Another Cornerstone/Fellowship activity in Uganda is sponsoring and organizing Uganda's yearly National Prayer Breakfast. At Uganda's 2010 National Parliamentary Prayer Breakfast, Ugandan MP and Fellowship member Cecilia Ogwal delivered a prayer (footage of Ogwal, from event) in which she declared,
"We are binding the evil of homosexuality. We are binding all sorts of forces of evil, where the devil has taken an upper hand... and we are raising the banner of Christ!"
Like The Fellowship's educational approach in Uganda, Invisible Children's stated philosophy for its Ugandan educational programs is, rather than enable large numbers of children to get an education, to focus its available financial resources on a small, elite group who will emerge as national leaders.
While the humanitarian nature of The Fellowship's efforts is invariably stressed, individuals associated with the Fellowship (and with Invisible Children) are founding a fast-growing array of Uganda-based for-profit businesses, such as Apolis Global, that capitalize on The Fellowship's privileged, high-level international political networks.
Among the current and past Invisible Children leaders and employees with professional and social ties to Fellowship members are Jason Russell, Laren Poole, Ben Keesey, Ben Thomson, Adam Finck, James A. Pearson, and Jared White - who in late 2009 went on a cross-Africa motorcycle trip with three young Americans who are working to develop The Fellowship's programs in Uganda, including Eric Kreutter - son of Tim Kreutter, The Fellowship's longtime American leader on the ground in Uganda.

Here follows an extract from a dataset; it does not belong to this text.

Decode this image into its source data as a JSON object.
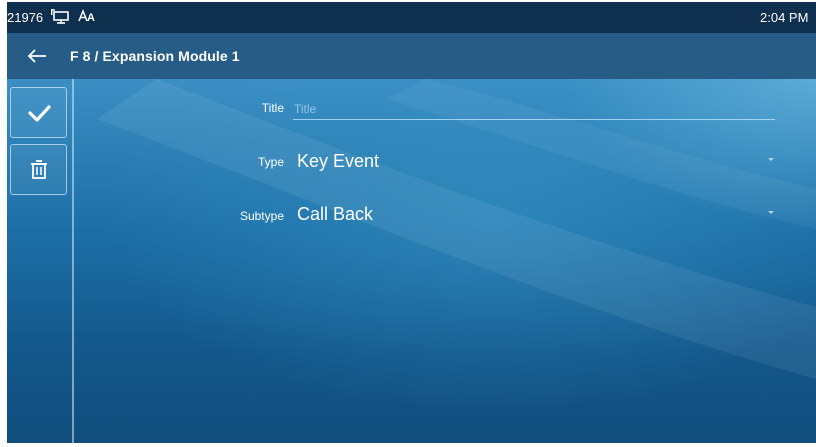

Kreutter oversees Cornerstone Development, the principal umbrella effort of The Fellowship in Uganda. A leading Cornerstone initiative is its educational programs. Head Cornerstone Education Director Paul Lukwiya has been reported to be overseeing Invisible Children's mentoring program in Uganda.
Ties between IC founders Jason Russell and Laren Poole, and alumni of The Fellowship's National Student Leadership Forum (NSLF), predate the founding of the Invisible Children nonprofit, tracing back as early as 2004.
The US-based National Student Leadership Forum's partner institution in Africa is the African Youth Leadership Forum (AYLF), co-organized by Ugandan Fellowship member MP David Bahati [see footnote 1]. The AYLF has sent members to the United States, to give presentations at NSLF forums and attend The Fellowship's Washington National Prayer Breakfast events.
Invisible Children's connection to The Fellowship's network provides an explanation of IC's early access [see footnote 2] to internationally powerful politicians; less than a year after the nonprofit was launched in 2005, Invisible Children had already gained political backing, from U.S. Senator James Inhofe (R-OK) and Ugandan president Yoweri Museveni, both important Fellowship members.
[you can read the rest of the report, with full documentation on Invisible Children's ties to The Family here]